Charley said that her opponent has a history of making decisions that are not in the best interests of District 30 and the state of New Mexico.

“His legislation on minimum wage is one of the reasons that we have the $12 minimum wage we do right now,” Charley said. “He didn’t tie it to inflation, so it could have and should have been higher than it is right now.”

She said that people need to have a livable wage.

“We cannot continue to live paycheck to paycheck, work multiple jobs, single income households just cannot make ends meet. It’s just not acceptable.”

Sanchez, who is not Native, said he spent his life among the Acoma and Laguna communities. His wife is from Acoma and his children are half Native American.

“I know our Native American communities because I’ve lived here longer than my opponent has been alive,” he said.

Sanchez lost to progressives in the 2020 primaries. His main priorities include finishing a new interchange in Valencia County, for which he helped secure $75 million when he was in office previously. He also wants to tackle infrastructure projects.

He said that his experience makes him an ideal candidate.

“I know how to get legislation drafted, I know how to get it passed through the House and Senate,” he said. “And I know how to get it signed by the governor. And I have been doing that for eight years and have been successful in legislation and getting that done.”

Despite being a former state senator, Sanchez said the job’s not done.

“There’s projects that I want to do, there’s road projects, and sewer projects and water projects in my rural communities that I want to get done,” he said. “I still have the energy, the health and everything to run and continue that.”

Sanchez said that he makes every effort to be accessible to his district.

“I publish my cell phone number, and I answer every call or I get back if they leave a message. So I’m accessible. I’m available all the time to my constituents in Senate District 30.”

Sanchez said he wants to look into our insurance law to help doctors currently practicing.

“We need to make sure that we can bring doctors in and keep them here because they’re leaving the state because they cannot get malpractice insurance,” he said.

He said as a result, it’s hard for people to get doctors’ appointments.

“People with serious illnesses like cancer, arthritis, heart problems, they’re having to wait months just to see a physician. That’s not right,” he said. “It should not be happening. Health care is a right, it’s not a privilege.”

Sanchez said when it comes to public safety that there are a lot of stolen guns that are being used in crime and that we need to address and look closely on how we solve this issue.

“Whether it be through policy, or our current laws, or keeping people locked up if they’re dangerous. We can’t let them out.”

Charley said that we need more comprehensive gun reform in the legislation.

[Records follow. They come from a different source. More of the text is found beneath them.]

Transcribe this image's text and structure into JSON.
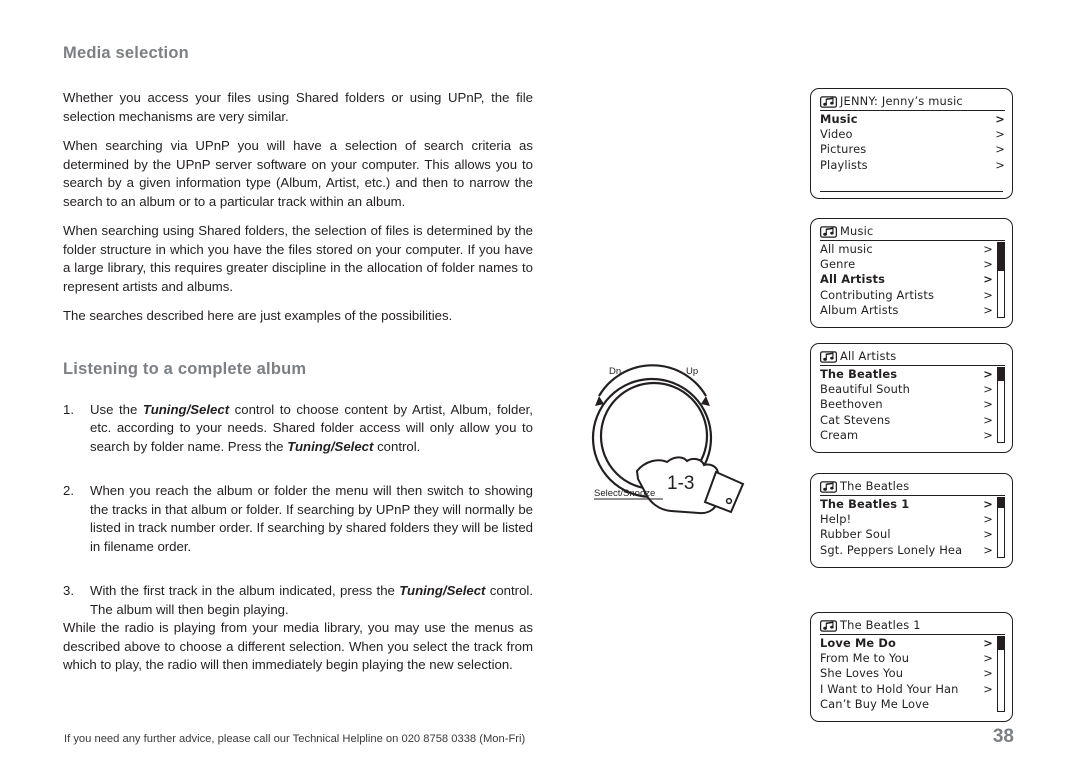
{
  "page": {
    "number": "38",
    "footer_text": "If you need any further advice, please call our Technical Helpline on 020 8758 0338 (Mon-Fri)"
  },
  "sections": {
    "media_selection": {
      "heading": "Media selection",
      "p1": "Whether you access your files using Shared folders or using UPnP, the file selection mechanisms are very similar.",
      "p2": "When searching via UPnP you will have a selection of search criteria as determined by the UPnP server software on your computer. This allows you to search by a given information type (Album, Artist, etc.) and then to narrow the search to an album or to a particular track within an album.",
      "p3": "When searching using Shared folders, the selection of files is determined by the folder structure in which you have the files stored on your computer. If you have a large library, this requires greater discipline in the allocation of folder names to represent artists and albums.",
      "p4": "The searches described here are just examples of the possibilities."
    },
    "listening_album": {
      "heading": "Listening to a complete album",
      "steps": [
        {
          "num": "1.",
          "parts": [
            {
              "text": "Use the ",
              "bold_italic": false
            },
            {
              "text": "Tuning/Select",
              "bold_italic": true
            },
            {
              "text": " control to choose content by Artist, Album, folder, etc. according to your needs. Shared folder access will only allow you to search by folder name. Press the ",
              "bold_italic": false
            },
            {
              "text": "Tuning/Select",
              "bold_italic": true
            },
            {
              "text": " control.",
              "bold_italic": false
            }
          ]
        },
        {
          "num": "2.",
          "parts": [
            {
              "text": "When you reach the album or folder the menu will then switch to showing the tracks in that album or folder. If searching by UPnP they will normally be listed in track number order. If searching by shared folders they will be listed in filename order.",
              "bold_italic": false
            }
          ]
        },
        {
          "num": "3.",
          "parts": [
            {
              "text": "With the first track in the album indicated, press the ",
              "bold_italic": false
            },
            {
              "text": "Tuning/Select",
              "bold_italic": true
            },
            {
              "text": " control. The album will then begin playing.",
              "bold_italic": false
            }
          ]
        }
      ],
      "tail": "While the radio is playing from your media library, you may use the menus as described above to choose a different selection. When you select the track from which to play, the radio will then immediately begin playing the new selection."
    }
  },
  "dial": {
    "label_down": "Dn.",
    "label_up": "Up",
    "label_select": "Select/Snooze",
    "label_steps": "1-3"
  },
  "lcd_screens": [
    {
      "id": "screen-source",
      "icon": "music-note-icon",
      "title": "JENNY: Jenny’s music",
      "scrollbar": false,
      "rows": [
        {
          "label": "Music",
          "arrow": ">",
          "selected": true
        },
        {
          "label": "Video",
          "arrow": ">",
          "selected": false
        },
        {
          "label": "Pictures",
          "arrow": ">",
          "selected": false
        },
        {
          "label": "Playlists",
          "arrow": ">",
          "selected": false
        }
      ]
    },
    {
      "id": "screen-music",
      "icon": "music-note-icon",
      "title": "Music",
      "scrollbar": true,
      "scroll_thumb_top_pct": 0,
      "scroll_thumb_height_pct": 38,
      "rows": [
        {
          "label": "All music",
          "arrow": ">",
          "selected": false
        },
        {
          "label": "Genre",
          "arrow": ">",
          "selected": false
        },
        {
          "label": "All Artists",
          "arrow": ">",
          "selected": true
        },
        {
          "label": "Contributing Artists",
          "arrow": ">",
          "selected": false
        },
        {
          "label": "Album Artists",
          "arrow": ">",
          "selected": false
        }
      ]
    },
    {
      "id": "screen-all-artists",
      "icon": "music-note-icon",
      "title": "All Artists",
      "scrollbar": true,
      "scroll_thumb_top_pct": 0,
      "scroll_thumb_height_pct": 17,
      "rows": [
        {
          "label": "The Beatles",
          "arrow": ">",
          "selected": true
        },
        {
          "label": "Beautiful South",
          "arrow": ">",
          "selected": false
        },
        {
          "label": "Beethoven",
          "arrow": ">",
          "selected": false
        },
        {
          "label": "Cat Stevens",
          "arrow": ">",
          "selected": false
        },
        {
          "label": "Cream",
          "arrow": ">",
          "selected": false
        }
      ]
    },
    {
      "id": "screen-the-beatles",
      "icon": "music-note-icon",
      "title": "The Beatles",
      "scrollbar": true,
      "scroll_thumb_top_pct": 0,
      "scroll_thumb_height_pct": 17,
      "rows": [
        {
          "label": "The Beatles 1",
          "arrow": ">",
          "selected": true
        },
        {
          "label": "Help!",
          "arrow": ">",
          "selected": false
        },
        {
          "label": "Rubber Soul",
          "arrow": ">",
          "selected": false
        },
        {
          "label": "Sgt. Peppers Lonely Hea",
          "arrow": ">",
          "selected": false
        }
      ]
    },
    {
      "id": "screen-the-beatles-1",
      "icon": "music-note-icon",
      "title": "The Beatles 1",
      "scrollbar": true,
      "scroll_thumb_top_pct": 0,
      "scroll_thumb_height_pct": 17,
      "rows": [
        {
          "label": "Love Me Do",
          "arrow": ">",
          "selected": true
        },
        {
          "label": "From Me to You",
          "arrow": ">",
          "selected": false
        },
        {
          "label": "She Loves You",
          "arrow": ">",
          "selected": false
        },
        {
          "label": "I Want to Hold Your Han",
          "arrow": ">",
          "selected": false
        },
        {
          "label": "Can’t Buy Me Love",
          "arrow": "",
          "selected": false
        }
      ]
    }
  ],
  "colors": {
    "heading": "#7c8084",
    "text": "#231f20",
    "lcd_border": "#231f20"
  }
}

“My family owns guns, it’s about safety,” she said. “We need smart, comprehensive gun legislation.”

Both candidates recognize that there is low turnout for young voters and are finding ways to reach them.

Sanchez says he’s trying to reach younger voters through social media and mailers, but nothing has been more impactful than talking to them on the campaign trail.

“A lot of them are not registered, and I’m educating them now,” he said. “And a lot of them are independents, I’m telling them now you can go to the polls and change to one of the parties and vote or you can if you’re not registered, you can go to the polls and register to vote now.”

Charley said she recognizes that many young voters are discouraged.

“But it’s still important that we show up,” she said. ‘This is the system that we have to operate in. And so we need to make it work for us. If we want change, if we seek that change, that we have to elect new people into that legislature who bring our values with them.”

Primary elections are on June 4th and early voting is already underway.

Support for this coverage comes from the Thornburg Foundation.